To me, there's something unseemly about big, tough professional ruggers furtively  dabbing themselves with Halloween blood. Sheesh. - Wes


Fake Blood!


London Sunday Times article, September 23 2001


Unscrupulous teams are abusing the blood-bin laws to gain an unfair advantage over rivals. Stephen Jones and Nick Cain investigate


Players use fake blood to flout injury law



FAKE BLOOD is blatantly being used to circumvent rugby union's rules on blood-bin replacements. Players are smeared in a red dye - often bought in capsule form from joke shops or theatrical outlets, or even contained in crimson-stained bandages - to give the impression they have been cut.


The practice is endemic in the Zurich Premiership in England, and at international level.


The advantages of persuading match officials that your player is leaving the field for treatment to a cut are obvious. No player can return to the game after being replaced unless he has left for a cut to be treated. The fake-blood "victim" can be removed simply to rest or for tactical reasons before returning to the game if and when required.


Matches over the past two years have been increasingly blighted by suspicious incidents surrounding the replacement of players, including England internationals.


Dick Best, the former England coach who left London Irish last season, said that the practice of using fake blood capsules was widespread. "They are in common use in the Premiership, and I believe that they are the same as you'd find on the set of any film with stunt scenes," he said.


Another coaching director in the Zurich Premiership added: "We got a shed-load of them last season." The capsules are easily broken and the red dye can then be smeared into the

hair, face or other parts of the body.


"If it's put on someone's scalp, the referee is hardly likely to go scrabbling around in their hair to see whether it's a genuine cut or not," added Best.Nigel Melville, the Wasps director of rugby, confirmed Best's revelations and was critical of many fourth officials for failing to detect blood cheats.


"I have heard about the use of fake blood capsules and my view is that match officials are not very vigilant in checking blood injuries," said Melville. "The fourth official should check them, but at present the touchline procedure is slack."


Richard Cockerill, the former England hooker, revealed that during one match stitches in an existing cut on his finger were opened up by the England back-room staff "to take me off for 'blood' just in case it was necessary to bring me back on".


More eyebrows were raised over England's blood-bin procedures during the Six Nations match against France last season when lock Steve Borthwick was replaced by Martin Corry after he had struggled for the first 30 minutes on his debut, only to return in seemingly pristine condition for the last five minutes of the match. There is no suggestion that fake blood was used in this instance, however.


Terry Crystal, a respected doctor who has been attached to the England team for 10 years, said: "Most doctors would be far happier if there was a 10-minute window for the assessment of an injured or blood-binned player, during which time he could be replaced. Then, if he was judged unfit to continue by the end of that 10-minute period, the replacement would remain on the pitch and a lot of these problems, especially those surrounding the blood-bin, would be solved."


A spokesman for the Rugby Football Union said yesterday: "Primarily, this is a matter for the International Rugby Board.
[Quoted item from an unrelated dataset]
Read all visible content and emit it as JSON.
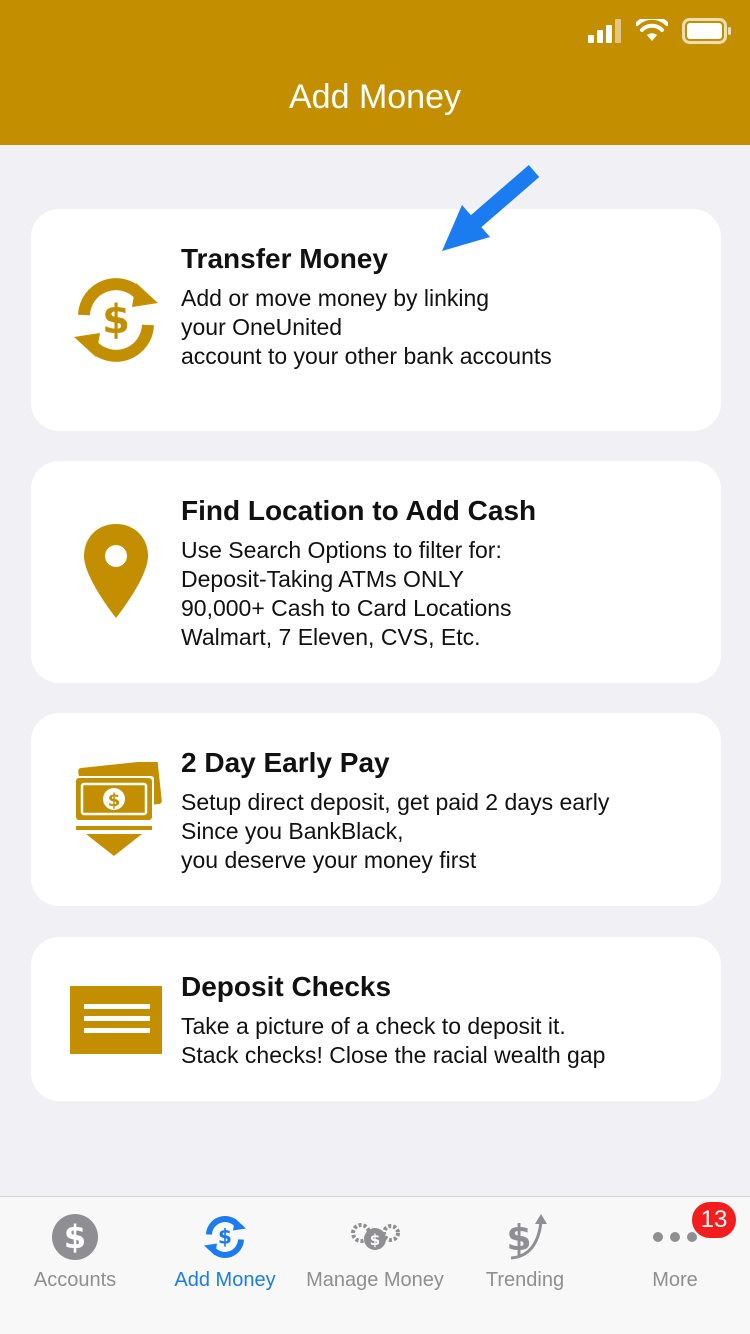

But, obviously, we will have to discuss the matter internally."


England are far from alone in experiencing the problem. In the first Test of last year's series between England and South Africa in Pretoria, the Springboks reduced the blood-bin to a farce when Robbie Fleck, Thinus Delport and Albert van den Berg were on and off the pitch twice each during the match. Fleck departed in the first half, sat on the touchline without having treatment and returned to the match in the second half.


Bob Dwyer, the coach of the NSW Waratahs, pointed to a southern-hemisphere variation on the theme: "I have heard of the idea of people taking bandages with crimson stains on to the field which are then taped to the heads of players before they are led off," he said.


The issue emphasises the growing pressure placed on team doctors to fit in with the demands of the coach, a pressure starkly revealed on the recent Lions tour video when James Robson, the highly respected tour doctor, clearly felt under pressure to pronounce players fit when he had serious doubts about them.